‘Staycation’ Drives – The Norfolk Coast
Whether you believe in the old definition of ‘staycation’ (staying at home) or the seemingly modern variant (‘not travelling abroad’), it seems likely that holidaying in our cars in the UK will be the most likely vacational relief from the strictures of pandemic lockdowns!
In this series of blogs we will highlight some parts of the UK that you deserve for a vacation and your car deserves for a good shake-down drive.
This time we’re looking at the Norfolk coast, East Anglia.
Norfolk is blessed with some glorious beaches, pretty villages, flat but enjoyable roads and usually a stiff breeze from the North Sea. It’s not always cold, indeed it’s often the hottest part of the country, but you often need to wrap up. So take your shades and your windjammer and enjoy a tour that can take half a day, if you don’t stop much, or a week if you want to take it all in properly.
There are castles, gardens, a Royal dwelling (Sandringham.. not open to visitors!), history and ice cream.

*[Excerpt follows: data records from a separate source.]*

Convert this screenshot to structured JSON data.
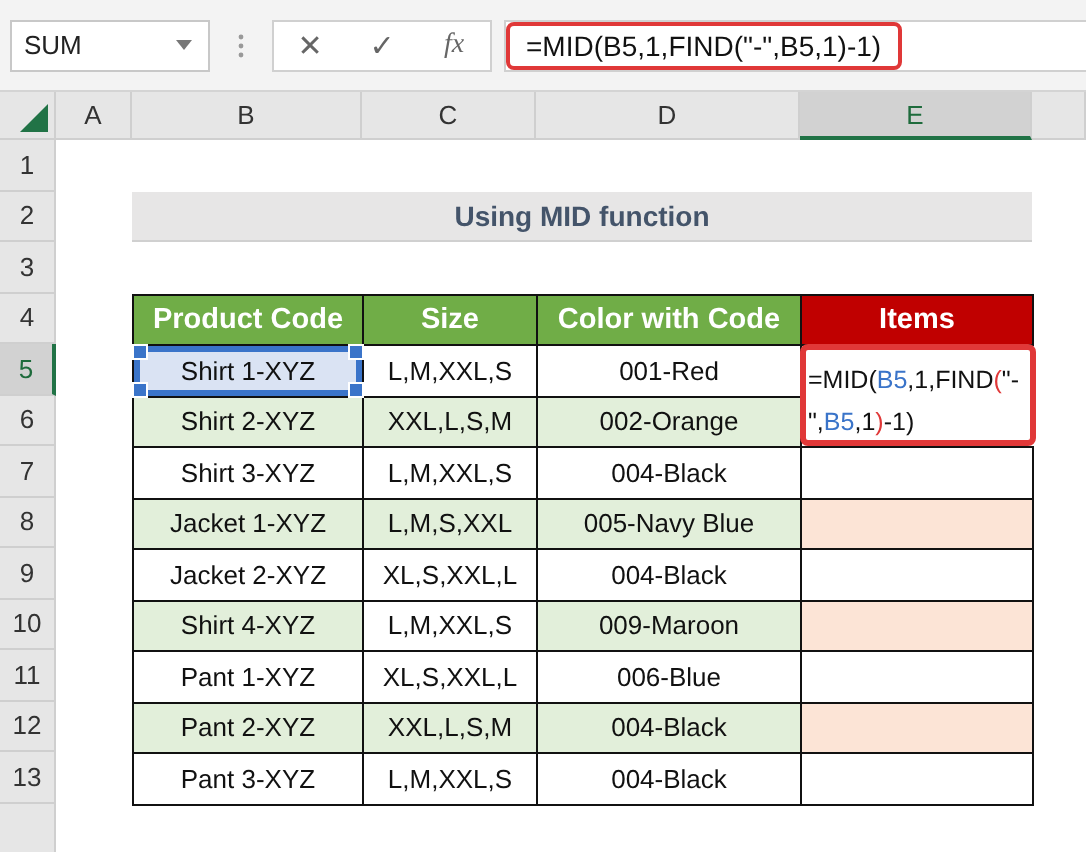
{
  "name_box": {
    "value": "SUM"
  },
  "formula_buttons": {
    "cancel": "✕",
    "enter": "✓",
    "function": "fx"
  },
  "formula_bar": {
    "value": "=MID(B5,1,FIND(\"-\",B5,1)-1)",
    "highlighted": true
  },
  "columns": [
    {
      "label": "A",
      "selected": false
    },
    {
      "label": "B",
      "selected": false
    },
    {
      "label": "C",
      "selected": false
    },
    {
      "label": "D",
      "selected": false
    },
    {
      "label": "E",
      "selected": true
    }
  ],
  "row_headers": [
    {
      "label": "1",
      "selected": false
    },
    {
      "label": "2",
      "selected": false
    },
    {
      "label": "3",
      "selected": false
    },
    {
      "label": "4",
      "selected": false
    },
    {
      "label": "5",
      "selected": true
    },
    {
      "label": "6",
      "selected": false
    },
    {
      "label": "7",
      "selected": false
    },
    {
      "label": "8",
      "selected": false
    },
    {
      "label": "9",
      "selected": false
    },
    {
      "label": "10",
      "selected": false
    },
    {
      "label": "11",
      "selected": false
    },
    {
      "label": "12",
      "selected": false
    },
    {
      "label": "13",
      "selected": false
    }
  ],
  "title": "Using MID function",
  "table": {
    "columns": [
      {
        "label": "Product Code",
        "kind": "green"
      },
      {
        "label": "Size",
        "kind": "green"
      },
      {
        "label": "Color with Code",
        "kind": "green"
      },
      {
        "label": "Items",
        "kind": "red"
      }
    ],
    "rows": [
      {
        "cells": [
          {
            "kind": "text",
            "text": "Shirt 1-XYZ",
            "color": "#dae3f3",
            "selected": true
          },
          {
            "kind": "text",
            "text": "L,M,XXL,S",
            "color": "#ffffff",
            "selected": false
          },
          {
            "kind": "text",
            "text": "001-Red",
            "color": "#ffffff",
            "selected": false
          },
          {
            "kind": "editor",
            "segments": [
              {
                "kind": "plain",
                "text": "=MID("
              },
              {
                "kind": "ref",
                "text": "B5"
              },
              {
                "kind": "plain",
                "text": ",1,FIND"
              },
              {
                "kind": "paren",
                "text": "("
              },
              {
                "kind": "plain",
                "text": "\"-\","
              },
              {
                "kind": "ref",
                "text": "B5"
              },
              {
                "kind": "plain",
                "text": ",1"
              },
              {
                "kind": "paren",
                "text": ")"
              },
              {
                "kind": "plain",
                "text": "-1)"
              }
            ]
          }
        ]
      },
      {
        "cells": [
          {
            "kind": "text",
            "text": "Shirt 2-XYZ",
            "color": "#e2efda",
            "selected": false
          },
          {
            "kind": "text",
            "text": "XXL,L,S,M",
            "color": "#e2efda",
            "selected": false
          },
          {
            "kind": "text",
            "text": "002-Orange",
            "color": "#e2efda",
            "selected": false
          }
        ]
      },
      {
        "cells": [
          {
            "kind": "text",
            "text": "Shirt 3-XYZ",
            "color": "#ffffff",
            "selected": false
          },
          {
            "kind": "text",
            "text": "L,M,XXL,S",
            "color": "#ffffff",
            "selected": false
          },
          {
            "kind": "text",
            "text": "004-Black",
            "color": "#ffffff",
            "selected": false
          },
          {
            "kind": "text",
            "text": "",
            "color": "#ffffff",
            "selected": false
          }
        ]
      },
      {
        "cells": [
          {
            "kind": "text",
            "text": "Jacket 1-XYZ",
            "color": "#e2efda",
            "selected": false
          },
          {
            "kind": "text",
            "text": "L,M,S,XXL",
            "color": "#e2efda",
            "selected": false
          },
          {
            "kind": "text",
            "text": "005-Navy Blue",
            "color": "#e2efda",
            "selected": false
          },
          {
            "kind": "text",
            "text": "",
            "color": "#fce4d6",
            "selected": false
          }
        ]
      },
      {
        "cells": [
          {
            "kind": "text",
            "text": "Jacket 2-XYZ",
            "color": "#ffffff",
            "selected": false
          },
          {
            "kind": "text",
            "text": "XL,S,XXL,L",
            "color": "#ffffff",
            "selected": false
          },
          {
            "kind": "text",
            "text": "004-Black",
            "color": "#ffffff",
            "selected": false
          },
          {
            "kind": "text",
            "text": "",
            "color": "#ffffff",
            "selected": false
          }
        ]
      },
      {
        "cells": [
          {
            "kind": "text",
            "text": "Shirt 4-XYZ",
            "color": "#e2efda",
            "selected": false
          },
          {
            "kind": "text",
            "text": "L,M,XXL,S",
            "color": "#ffffff",
            "selected": false
          },
          {
            "kind": "text",
            "text": "009-Maroon",
            "color": "#e2efda",
            "selected": false
          },
          {
            "kind": "text",
            "text": "",
            "color": "#fce4d6",
            "selected": false
          }
        ]
      },
      {
        "cells": [
          {
            "kind": "text",
            "text": "Pant 1-XYZ",
            "color": "#ffffff",
            "selected": false
          },
          {
            "kind": "text",
            "text": "XL,S,XXL,L",
            "color": "#ffffff",
            "selected": false
          },
          {
            "kind": "text",
            "text": "006-Blue",
            "color": "#ffffff",
            "selected": false
          },
          {
            "kind": "text",
            "text": "",
            "color": "#ffffff",
            "selected": false
          }
        ]
      },
      {
        "cells": [
          {
            "kind": "text",
            "text": "Pant 2-XYZ",
            "color": "#e2efda",
            "selected": false
          },
          {
            "kind": "text",
            "text": "XXL,L,S,M",
            "color": "#e2efda",
            "selected": false
          },
          {
            "kind": "text",
            "text": "004-Black",
            "color": "#e2efda",
            "selected": false
          },
          {
            "kind": "text",
            "text": "",
            "color": "#fce4d6",
            "selected": false
          }
        ]
      },
      {
        "cells": [
          {
            "kind": "text",
            "text": "Pant 3-XYZ",
            "color": "#ffffff",
            "selected": false
          },
          {
            "kind": "text",
            "text": "L,M,XXL,S",
            "color": "#ffffff",
            "selected": false
          },
          {
            "kind": "text",
            "text": "004-Black",
            "color": "#ffffff",
            "selected": false
          },
          {
            "kind": "text",
            "text": "",
            "color": "#ffffff",
            "selected": false
          }
        ]
      }
    ]
  }
}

The only thing you’ll not find here are mountains, but if you’re from a mountainous region, you’ll love the contrast that Norfolk has to offer.
We’re starting from the South West…
Depending upon how far you’ve travelled to get there, perhaps a good overnight stop/starting place is Quy Mill Hotel & Spa, due east of Cambridge at Stow cum Quy just off the A14.
Something of a blast up the A14 and A11 will take us towards Norwich and to our first Petrolhead stop, Snetterton Race Circuit where there’s usually something on every day (albeit you may require tickets beforehand).
From now on it’s A-roads, country lanes and on to the coast.
As the Lotus Cars HQ is only 18 miles from here, that would be another suitably Petrolhead location to make for. Classic Team Lotus and the Lotus Driving Academy are also located here. No doubt you will spot a few Lotuses on the roads around here, naturally. If you’re lucky, perhaps something on test.
The quickest route there is the A11, but a more fun route away from the traffic takes you through the villages of Old Buckenham, Flaxlands and Wattlefield. No clues there as to the heritage of this part of the world!
We now make for the southernmost Norfolk coast at Great Yarmouth. Its mix of tradition and attractions means it’ll be busy pretty much any time of year. The quickest route there is on the A47 east of Norwich. As our next stop is Cromer – a famous home of seafood – you can turn north to join the A149 with a multitude of right turn options to explore the coast. An example is the B1145 at North Walsham to Mundesley, a pretty seaside village with a maritime museum.
From Cromer we pick up the A149 coast road that will take us all the way to our final stop at Kings Lynn. The North Sea now becomes The Wash and we’re a short hop from the Lincolnshire border.
Driving due south from here on the A10 brings us back to our starting point near Cambridge.
The whole loop, if driven in one go, is around 180 miles and takes circa 4.5 hours. However, the real joy of this drive is the mixture of good overtaking opportunities on flat roads and then gentle detours towards the sea for a coffee and some cake, some fish’n’chips or a sundowner glass of wine. Of course, being on the east coast means ‘sun uppers’ are also a joy, although perhaps not usually with wine!